A lottery is a form of gambling wherein people purchase tickets for a chance to win a prize. The prizes are typically cash or goods. Lotteries are widely used by governments to raise money for public projects and services, and they are also common in sports and some academic fields. Historically, lotteries were often used to distribute property, and they have also been a popular form of fundraising for charitable organizations. Despite the risks and costs, many people enjoy playing the lottery.

Although some people do make a living by gambling, it’s important to remember that this is a game of chance and you should never place your entire financial future on winning the lottery. Having a roof over your head and food in your stomach is more important than any potential winnings. In addition to managing your bankroll and playing responsibly, you should have a solid savings plan in place. You should pay off your debts, save for college and diversify your investments. While this sounds simple enough, it’s not always easy. There are plenty of stories about lottery winners who have blown their winnings and ended up broke.

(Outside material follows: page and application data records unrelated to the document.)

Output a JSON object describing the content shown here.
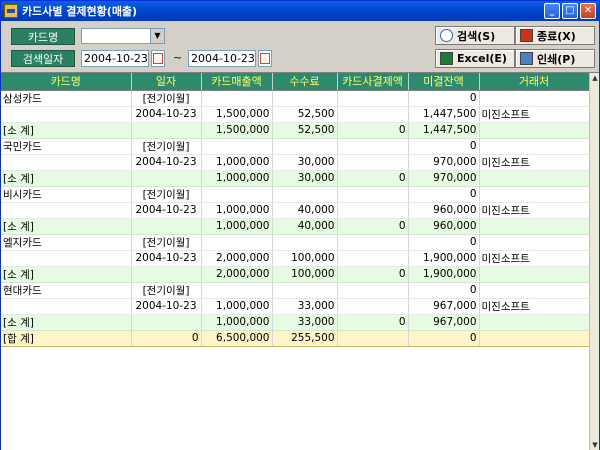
{
  "window": {
    "title": "카드사별 결제현황(매출)",
    "min": "_",
    "max": "□",
    "close": "✕"
  },
  "filters": {
    "card_label": "카드명",
    "card_value": "",
    "date_label": "검색일자",
    "date_from": "2004-10-23",
    "date_to": "2004-10-23",
    "tilde": "~"
  },
  "buttons": {
    "search": "검색(S)",
    "close": "종료(X)",
    "excel": "Excel(E)",
    "print": "인쇄(P)"
  },
  "table": {
    "columns": [
      "카드명",
      "일자",
      "카드매출액",
      "수수료",
      "카드사결제액",
      "미결잔액",
      "거래처"
    ],
    "rows": [
      {
        "type": "data",
        "cells": [
          "삼성카드",
          "[전기이월]",
          "",
          "",
          "",
          "0",
          ""
        ]
      },
      {
        "type": "data",
        "cells": [
          "",
          "2004-10-23",
          "1,500,000",
          "52,500",
          "",
          "1,447,500",
          "미진소프트"
        ]
      },
      {
        "type": "sub",
        "cells": [
          "[소 계]",
          "",
          "1,500,000",
          "52,500",
          "0",
          "1,447,500",
          ""
        ]
      },
      {
        "type": "data",
        "cells": [
          "국민카드",
          "[전기이월]",
          "",
          "",
          "",
          "0",
          ""
        ]
      },
      {
        "type": "data",
        "cells": [
          "",
          "2004-10-23",
          "1,000,000",
          "30,000",
          "",
          "970,000",
          "미진소프트"
        ]
      },
      {
        "type": "sub",
        "cells": [
          "[소 계]",
          "",
          "1,000,000",
          "30,000",
          "0",
          "970,000",
          ""
        ]
      },
      {
        "type": "data",
        "cells": [
          "비시카드",
          "[전기이월]",
          "",
          "",
          "",
          "0",
          ""
        ]
      },
      {
        "type": "data",
        "cells": [
          "",
          "2004-10-23",
          "1,000,000",
          "40,000",
          "",
          "960,000",
          "미진소프트"
        ]
      },
      {
        "type": "sub",
        "cells": [
          "[소 계]",
          "",
          "1,000,000",
          "40,000",
          "0",
          "960,000",
          ""
        ]
      },
      {
        "type": "data",
        "cells": [
          "엘지카드",
          "[전기이월]",
          "",
          "",
          "",
          "0",
          ""
        ]
      },
      {
        "type": "data",
        "cells": [
          "",
          "2004-10-23",
          "2,000,000",
          "100,000",
          "",
          "1,900,000",
          "미진소프트"
        ]
      },
      {
        "type": "sub",
        "cells": [
          "[소 계]",
          "",
          "2,000,000",
          "100,000",
          "0",
          "1,900,000",
          ""
        ]
      },
      {
        "type": "data",
        "cells": [
          "현대카드",
          "[전기이월]",
          "",
          "",
          "",
          "0",
          ""
        ]
      },
      {
        "type": "data",
        "cells": [
          "",
          "2004-10-23",
          "1,000,000",
          "33,000",
          "",
          "967,000",
          "미진소프트"
        ]
      },
      {
        "type": "sub",
        "cells": [
          "[소 계]",
          "",
          "1,000,000",
          "33,000",
          "0",
          "967,000",
          ""
        ]
      },
      {
        "type": "total",
        "cells": [
          "[합 계]",
          "0",
          "6,500,000",
          "255,500",
          "",
          "0",
          ""
        ]
      }
    ]
  }
}
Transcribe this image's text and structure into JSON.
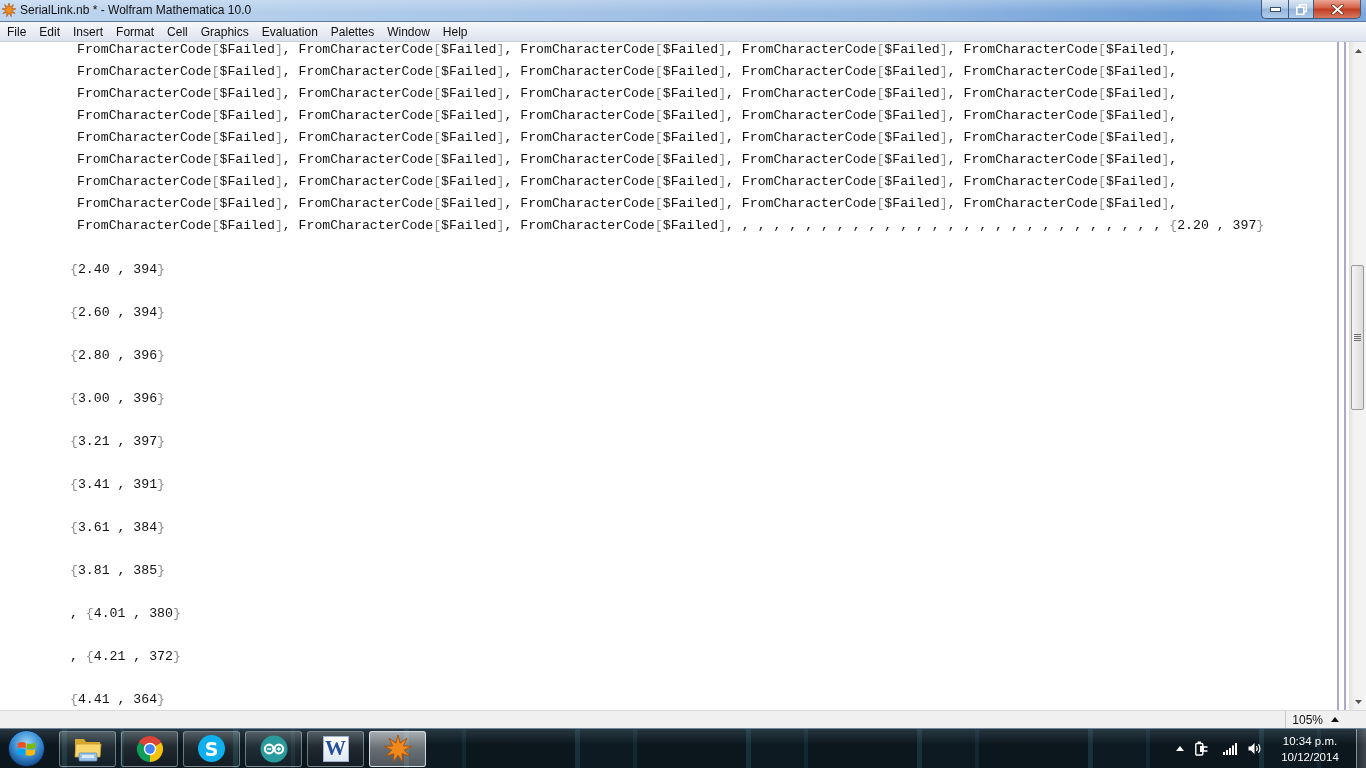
{
  "window": {
    "title": "SerialLink.nb * - Wolfram Mathematica 10.0"
  },
  "menu_bar": [
    "File",
    "Edit",
    "Insert",
    "Format",
    "Cell",
    "Graphics",
    "Evaluation",
    "Palettes",
    "Window",
    "Help"
  ],
  "notebook": {
    "output_lines": [
      "FromCharacterCode[$Failed], FromCharacterCode[$Failed], FromCharacterCode[$Failed], FromCharacterCode[$Failed], FromCharacterCode[$Failed],",
      "FromCharacterCode[$Failed], FromCharacterCode[$Failed], FromCharacterCode[$Failed], FromCharacterCode[$Failed], FromCharacterCode[$Failed],",
      "FromCharacterCode[$Failed], FromCharacterCode[$Failed], FromCharacterCode[$Failed], FromCharacterCode[$Failed], FromCharacterCode[$Failed],",
      "FromCharacterCode[$Failed], FromCharacterCode[$Failed], FromCharacterCode[$Failed], FromCharacterCode[$Failed], FromCharacterCode[$Failed],",
      "FromCharacterCode[$Failed], FromCharacterCode[$Failed], FromCharacterCode[$Failed], FromCharacterCode[$Failed], FromCharacterCode[$Failed],",
      "FromCharacterCode[$Failed], FromCharacterCode[$Failed], FromCharacterCode[$Failed], FromCharacterCode[$Failed], FromCharacterCode[$Failed],",
      "FromCharacterCode[$Failed], FromCharacterCode[$Failed], FromCharacterCode[$Failed], FromCharacterCode[$Failed], FromCharacterCode[$Failed],",
      "FromCharacterCode[$Failed], FromCharacterCode[$Failed], FromCharacterCode[$Failed], FromCharacterCode[$Failed], FromCharacterCode[$Failed],",
      "FromCharacterCode[$Failed], FromCharacterCode[$Failed], FromCharacterCode[$Failed], , , , , , , , , , , , , , , , , , , , , , , , , , , , {2.20 , 397}"
    ],
    "cells": [
      "{2.40 , 394}",
      "{2.60 , 394}",
      "{2.80 , 396}",
      "{3.00 , 396}",
      "{3.21 , 397}",
      "{3.41 , 391}",
      "{3.61 , 384}",
      "{3.81 , 385}",
      ", {4.01 , 380}",
      ", {4.21 , 372}",
      "{4.41 , 364}"
    ]
  },
  "status_bar": {
    "magnification": "105%"
  },
  "taskbar": {
    "apps": [
      {
        "kind": "folder",
        "selected": false
      },
      {
        "kind": "wheel",
        "selected": false
      },
      {
        "kind": "bubble",
        "glyph": "S",
        "selected": false
      },
      {
        "kind": "loop",
        "selected": false
      },
      {
        "kind": "page",
        "glyph": "W",
        "selected": false
      },
      {
        "kind": "star",
        "selected": true
      }
    ],
    "clock": {
      "time": "10:34 p.m.",
      "date": "10/12/2014"
    }
  }
}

The earliest lotteries were probably conducted in the 15th century in the Low Countries. Town records from Ghent, Bruges, and Utrecht show that lottery games were used to raise money for town fortifications and poor relief. The Continental Congress voted to use lotteries in 1776 as a way of raising funds for the Revolutionary War, but it was soon abandoned. Privately organized lotteries continued to grow in popularity in the United States. These lotteries were seen as a way to collect “voluntary taxes,” and they helped to finance projects like Harvard, Dartmouth, Yale, King’s College (now Columbia), and William and Mary colleges.

In modern times, lottery-like processes are commonly used to select participants for a variety of things, including kindergarten admission at a prestigious school, occupants in a subsidized housing complex, and even a spot on the next space shuttle mission. However, to be considered a true lottery, a consideration must be paid for the chance of receiving a prize.

A recurrent theme in these stories is that lottery players can improve their chances by choosing numbers that aren’t close together. This can help to ensure that all of the numbers have an equal chance of being drawn. It is also a good idea to play multiple tickets, as this will increase your chances of winning a larger sum of money.

While a lot of people play the lottery, there are many who don’t understand how to maximize their chances of winning. This is why it’s essential to read articles and books that can teach you the fundamentals of successful lottery playing. You’ll also want to keep a list of the dates and times of the drawings, so you can check your ticket after each drawing. It’s also helpful to have a calendar with you so that you don’t forget the date and time of each drawing.